This book does get better after the prologue. The point of view problems settle down… mostly. As we alternate sections and/or chapters with first one character, Rathe, a pointsman (this world’s version of a police detective), and a second, Eslingen, a militaryman between jobs acting as a hired guard. But I do say mostly, because there’s one section in particular where they’re in the same scene and the point of view gets all jumbled up again. It’s at this point that I wondered if the two authors were collaborating by each taking one character. And that they then had trouble reconciling it when the two had scenes together.

As for the plot, it’s mostly a mystery plot. Children are disappearing from the city and Rathe sees it as his job and calling and obligation to various people and whatnot to try to find out what’s going on. So a lot of the book is him running here, and running there, and talking to people, and collecting clues. And really, do people like reading mysteries and watching all this running around and talking to people? Because I don’t get a whole lot of pleasure out of it.

Things got hopeful when Rathe first lays eyes on Eslingen. He makes a point of noting he’s handsome and what he’s wearing. Which isn’t unusual, in itself, but my ears and eyes were perked for a budding romance. A love story? A romantic subplot at the very least? A friendship that slowly evolves into something more? Well, perhaps it’s a spoiler to say so, but I was denied, dear reader. DENIED!

And not in the usual way.. where all the slash is subtext that I’m probably reading into a normal manly friendship. No. Because the authors make a point of Rathe being surprised Eslingen was interested in women. And you just know, you just know, that Rathe is interested and that Eslingen probably wouldn’t be too against it either. Because there are hints throughout that this is a very bisexual sort of society. Not that everyone is, but that the society as a whole is. So that maybe, maybe, if the story of these two continues in the next book, Point of Dreams, they might move further along in this relationship. But by the end of this book, it’s not much of a relationship. It’s barely even a friendship.
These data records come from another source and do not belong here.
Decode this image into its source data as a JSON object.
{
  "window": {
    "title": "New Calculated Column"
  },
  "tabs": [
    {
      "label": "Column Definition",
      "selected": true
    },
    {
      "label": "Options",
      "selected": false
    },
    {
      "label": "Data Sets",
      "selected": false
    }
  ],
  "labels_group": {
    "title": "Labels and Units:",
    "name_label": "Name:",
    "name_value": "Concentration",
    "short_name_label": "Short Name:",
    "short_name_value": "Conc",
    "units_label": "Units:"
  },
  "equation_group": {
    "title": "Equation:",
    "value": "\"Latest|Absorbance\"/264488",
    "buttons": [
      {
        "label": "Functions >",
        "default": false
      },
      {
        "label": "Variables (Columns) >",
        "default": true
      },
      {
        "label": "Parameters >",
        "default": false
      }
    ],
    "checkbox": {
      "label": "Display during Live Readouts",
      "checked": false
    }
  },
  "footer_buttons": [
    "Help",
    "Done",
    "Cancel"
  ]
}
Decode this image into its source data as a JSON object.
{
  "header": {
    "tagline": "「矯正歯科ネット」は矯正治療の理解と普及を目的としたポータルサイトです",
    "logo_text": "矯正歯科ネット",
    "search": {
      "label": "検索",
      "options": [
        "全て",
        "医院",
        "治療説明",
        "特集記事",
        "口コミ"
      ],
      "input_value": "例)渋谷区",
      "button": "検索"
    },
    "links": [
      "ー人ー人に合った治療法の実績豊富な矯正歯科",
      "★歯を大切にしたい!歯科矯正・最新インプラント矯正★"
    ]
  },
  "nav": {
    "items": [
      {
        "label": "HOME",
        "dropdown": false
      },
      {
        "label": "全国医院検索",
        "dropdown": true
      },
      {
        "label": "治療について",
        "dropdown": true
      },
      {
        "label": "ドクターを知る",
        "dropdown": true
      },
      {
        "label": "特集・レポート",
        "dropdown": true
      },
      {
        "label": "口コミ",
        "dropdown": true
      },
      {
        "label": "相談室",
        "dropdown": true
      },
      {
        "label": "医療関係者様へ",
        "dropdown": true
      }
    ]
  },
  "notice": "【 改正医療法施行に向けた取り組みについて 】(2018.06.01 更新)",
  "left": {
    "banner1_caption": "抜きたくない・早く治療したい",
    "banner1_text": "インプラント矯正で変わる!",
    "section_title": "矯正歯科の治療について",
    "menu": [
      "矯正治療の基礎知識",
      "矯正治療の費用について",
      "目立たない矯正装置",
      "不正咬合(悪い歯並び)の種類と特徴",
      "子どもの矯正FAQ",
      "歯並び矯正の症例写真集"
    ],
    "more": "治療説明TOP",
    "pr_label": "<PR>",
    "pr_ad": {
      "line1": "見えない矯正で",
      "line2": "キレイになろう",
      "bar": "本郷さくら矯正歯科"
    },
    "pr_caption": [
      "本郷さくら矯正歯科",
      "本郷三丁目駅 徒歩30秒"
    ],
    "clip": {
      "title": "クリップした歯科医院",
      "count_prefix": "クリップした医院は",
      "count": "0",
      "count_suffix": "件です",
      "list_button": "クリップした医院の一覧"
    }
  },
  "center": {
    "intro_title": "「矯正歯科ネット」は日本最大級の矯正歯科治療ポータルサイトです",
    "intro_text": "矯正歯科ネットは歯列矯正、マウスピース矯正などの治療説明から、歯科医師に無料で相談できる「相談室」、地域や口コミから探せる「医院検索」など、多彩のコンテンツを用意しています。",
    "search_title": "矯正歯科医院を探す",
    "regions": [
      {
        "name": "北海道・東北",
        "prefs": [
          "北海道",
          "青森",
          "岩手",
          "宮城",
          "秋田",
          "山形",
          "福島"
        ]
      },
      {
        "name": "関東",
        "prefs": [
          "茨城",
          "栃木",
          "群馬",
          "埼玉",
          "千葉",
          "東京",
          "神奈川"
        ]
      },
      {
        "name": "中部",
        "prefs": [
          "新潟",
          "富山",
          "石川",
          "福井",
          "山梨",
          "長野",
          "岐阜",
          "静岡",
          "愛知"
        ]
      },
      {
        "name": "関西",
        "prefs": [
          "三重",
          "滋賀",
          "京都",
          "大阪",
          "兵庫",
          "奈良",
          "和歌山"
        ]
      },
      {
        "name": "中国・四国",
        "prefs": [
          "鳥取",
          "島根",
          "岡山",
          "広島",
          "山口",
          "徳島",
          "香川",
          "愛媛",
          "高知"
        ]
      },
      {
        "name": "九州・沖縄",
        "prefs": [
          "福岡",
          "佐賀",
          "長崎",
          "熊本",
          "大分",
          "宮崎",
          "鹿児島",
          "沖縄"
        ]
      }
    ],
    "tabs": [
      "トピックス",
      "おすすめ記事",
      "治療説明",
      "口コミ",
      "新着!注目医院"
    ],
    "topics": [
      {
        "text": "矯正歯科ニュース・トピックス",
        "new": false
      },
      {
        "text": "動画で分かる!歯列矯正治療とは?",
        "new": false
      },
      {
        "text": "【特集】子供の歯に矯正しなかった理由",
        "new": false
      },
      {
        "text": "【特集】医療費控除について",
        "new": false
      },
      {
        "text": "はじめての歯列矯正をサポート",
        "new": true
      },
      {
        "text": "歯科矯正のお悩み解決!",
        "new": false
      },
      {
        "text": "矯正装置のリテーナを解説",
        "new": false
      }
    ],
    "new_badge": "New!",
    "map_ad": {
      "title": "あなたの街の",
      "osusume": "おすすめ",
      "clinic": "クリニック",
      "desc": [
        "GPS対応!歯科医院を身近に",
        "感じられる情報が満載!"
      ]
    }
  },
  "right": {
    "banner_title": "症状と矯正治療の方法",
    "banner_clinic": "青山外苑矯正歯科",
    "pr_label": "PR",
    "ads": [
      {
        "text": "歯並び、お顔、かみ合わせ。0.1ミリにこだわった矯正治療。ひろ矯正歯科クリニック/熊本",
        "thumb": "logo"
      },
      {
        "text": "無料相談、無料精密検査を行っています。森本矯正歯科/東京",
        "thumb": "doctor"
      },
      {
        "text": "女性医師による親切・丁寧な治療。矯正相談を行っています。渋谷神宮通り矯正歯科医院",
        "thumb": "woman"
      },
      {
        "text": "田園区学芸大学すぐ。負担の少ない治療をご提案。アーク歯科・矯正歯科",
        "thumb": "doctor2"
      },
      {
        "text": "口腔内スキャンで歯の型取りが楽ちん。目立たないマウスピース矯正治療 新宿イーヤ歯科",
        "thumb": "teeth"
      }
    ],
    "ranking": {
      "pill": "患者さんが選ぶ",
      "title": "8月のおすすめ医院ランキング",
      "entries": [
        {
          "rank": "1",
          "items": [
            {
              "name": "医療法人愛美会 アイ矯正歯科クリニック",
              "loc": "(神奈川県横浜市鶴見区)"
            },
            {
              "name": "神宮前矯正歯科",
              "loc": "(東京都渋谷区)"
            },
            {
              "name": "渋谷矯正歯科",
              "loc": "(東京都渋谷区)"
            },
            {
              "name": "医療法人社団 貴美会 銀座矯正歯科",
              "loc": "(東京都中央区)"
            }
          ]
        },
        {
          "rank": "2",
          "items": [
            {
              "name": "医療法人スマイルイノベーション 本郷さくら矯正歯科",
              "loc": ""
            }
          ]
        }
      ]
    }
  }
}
One cute thing about this world is there are gargoyles. And they’re basically like rats. They hang around the garbage and are a nuisance, but a somewhat cute sort of nuisance. Maybe more like wild cats combined with pigeons? Anyway, that’s a cool little addition. And you can see them on the cover of the book. Even if you first take them for firelizards.

The end of the book seems rushed. I even started noticing more and more typos. And then the big bad bad guy is defeated waaaaay too easily. And quickly. Perhaps, in that way, it was again more like a mystery than a typical fantasy. In a mystery, it doesn’t matter if you shoot the guy at the end, as long as you’ve proved it’s him and done all your revelations. (Not that he gets shot. That’s just an analogy.)

One other thing I should definitely say is that this book read like a very long slog. Perhaps not a particularly hard slog, but a slog. It took a lot longer to read than it looked like from the size of the book. There were a lot of words crammed onto an individual page and the chapters were incredibly long. I think there were only about 9 or 10 chapters in the whole book. I read it diligently and plowed ahead with it, but it still took me over a week to finish it.

I’m mostly left feeling that I like this world. Women are more or less equal. The gargoyles are a bit of fun. They don’t mind a bit of same-sex fooling around — prevents the apprentices and journeymen from getting pregnant. There’s an interesting political setup with the way the local police are new and still feeling out their role.. which isn’t quite the same as we know police.

But while I do like the world, and the characters aren’t bad, I just can’t like the story. It wasn’t the story I wanted, I guess.

So I’m torn. Do I revisit the world because it’s cool and I want to learn more about it? Because the authors might explore things I was more interested in? Because the main characters might finally hook up? Or do I not subject myself to another long slog for a similar plot and unfulfilled expectations?

I’m going to have to give this one a 3.